● **WORK INSTRUCTIONS**
Below are records; work out how many of their lines contain "后台管理系统" and give only that number.

● **LISTED RECORDS**
::::

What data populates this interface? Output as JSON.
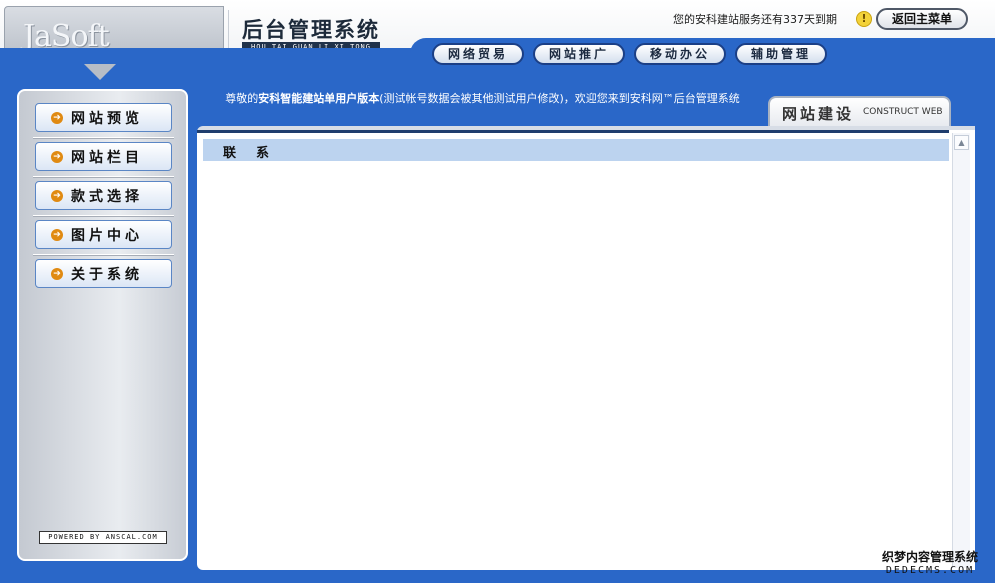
{
  "header": {
    "logo": "JaSoft",
    "title": "后台管理系统",
    "subtitle": "HOU TAI GUAN LI XI TONG",
    "service_note": "您的安科建站服务还有337天到期",
    "warn_glyph": "!",
    "back_label": "返回主菜单"
  },
  "nav": [
    {
      "label": "网络贸易"
    },
    {
      "label": "网站推广"
    },
    {
      "label": "移动办公"
    },
    {
      "label": "辅助管理"
    }
  ],
  "sidebar": {
    "items": [
      {
        "label": "网站预览",
        "icon": "arrow-right-circle-icon"
      },
      {
        "label": "网站栏目",
        "icon": "arrow-right-circle-icon"
      },
      {
        "label": "款式选择",
        "icon": "arrow-right-circle-icon"
      },
      {
        "label": "图片中心",
        "icon": "arrow-right-circle-icon"
      },
      {
        "label": "关于系统",
        "icon": "arrow-right-circle-icon"
      }
    ],
    "icon_glyph": "➔",
    "powered": "POWERED BY ANSCAL.COM"
  },
  "welcome": {
    "prefix": "尊敬的",
    "bold": "安科智能建站单用户版本",
    "suffix": "(测试帐号数据会被其他测试用户修改)，欢迎您来到安科网™后台管理系统"
  },
  "tab": {
    "title_cn": "网站建设",
    "title_en": "CONSTRUCT WEB"
  },
  "content": {
    "row_label": "联系"
  },
  "scroll": {
    "up_glyph": "▲"
  },
  "watermark": {
    "line1": "织梦内容管理系统",
    "line2": "DEDECMS.COM"
  },
  "colors": {
    "brand_blue": "#2a67c8",
    "row_highlight": "#bcd3ef",
    "icon_orange": "#e08a12"
  }
}
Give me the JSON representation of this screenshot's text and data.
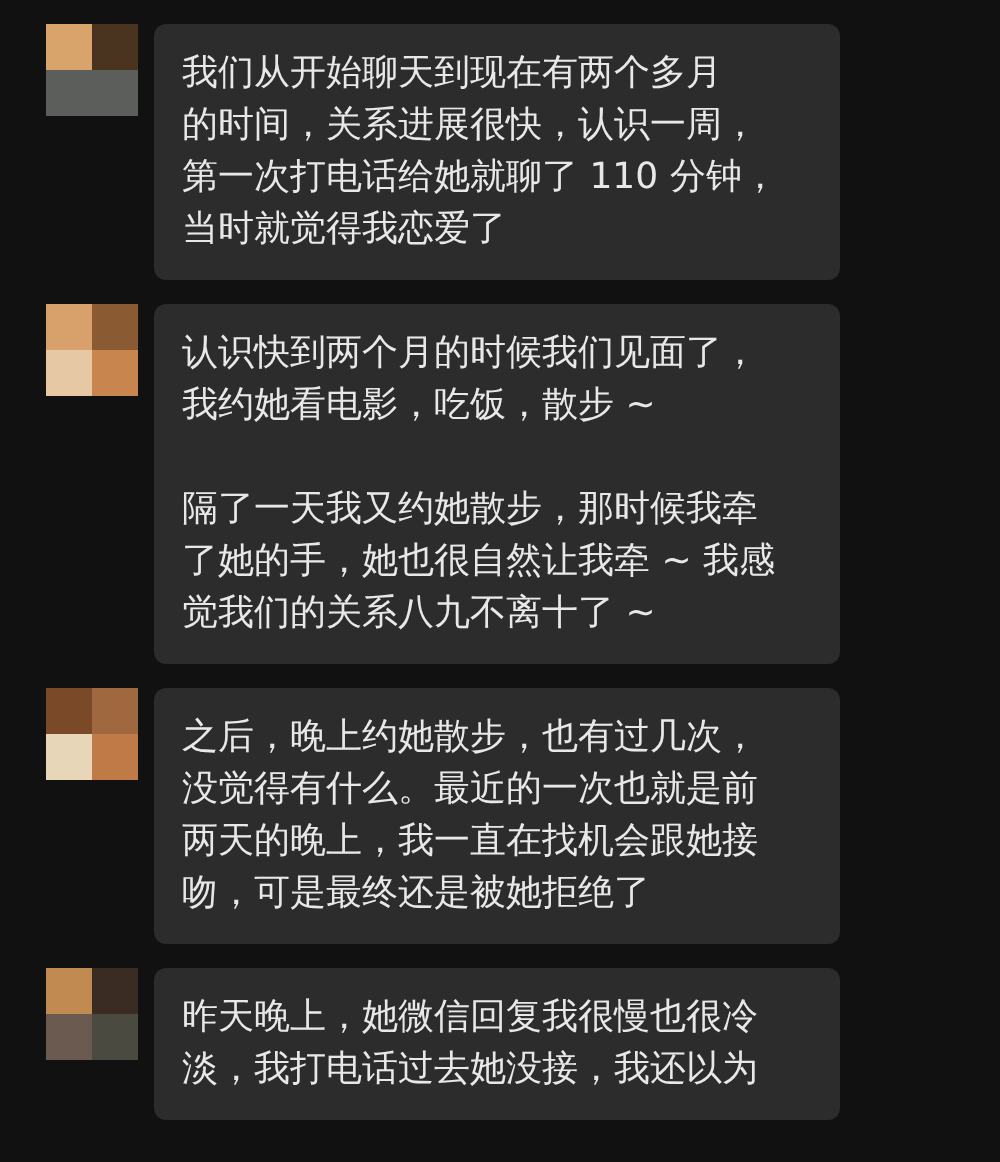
{
  "messages": [
    {
      "paragraphs": [
        [
          "我们从开始聊天到现在有两个多月",
          "的时间，关系进展很快，认识一周，",
          "第一次打电话给她就聊了 110 分钟，",
          "当时就觉得我恋爱了"
        ]
      ]
    },
    {
      "paragraphs": [
        [
          "认识快到两个月的时候我们见面了，",
          "我约她看电影，吃饭，散步 ~"
        ],
        [
          "隔了一天我又约她散步，那时候我牵",
          "了她的手，她也很自然让我牵 ~ 我感",
          "觉我们的关系八九不离十了 ~"
        ]
      ]
    },
    {
      "paragraphs": [
        [
          "之后，晚上约她散步，也有过几次，",
          "没觉得有什么。最近的一次也就是前",
          "两天的晚上，我一直在找机会跟她接",
          "吻，可是最终还是被她拒绝了"
        ]
      ]
    },
    {
      "paragraphs": [
        [
          "昨天晚上，她微信回复我很慢也很冷",
          "淡，我打电话过去她没接，我还以为"
        ]
      ]
    }
  ]
}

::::

● **EXERCISE ANSWER**
2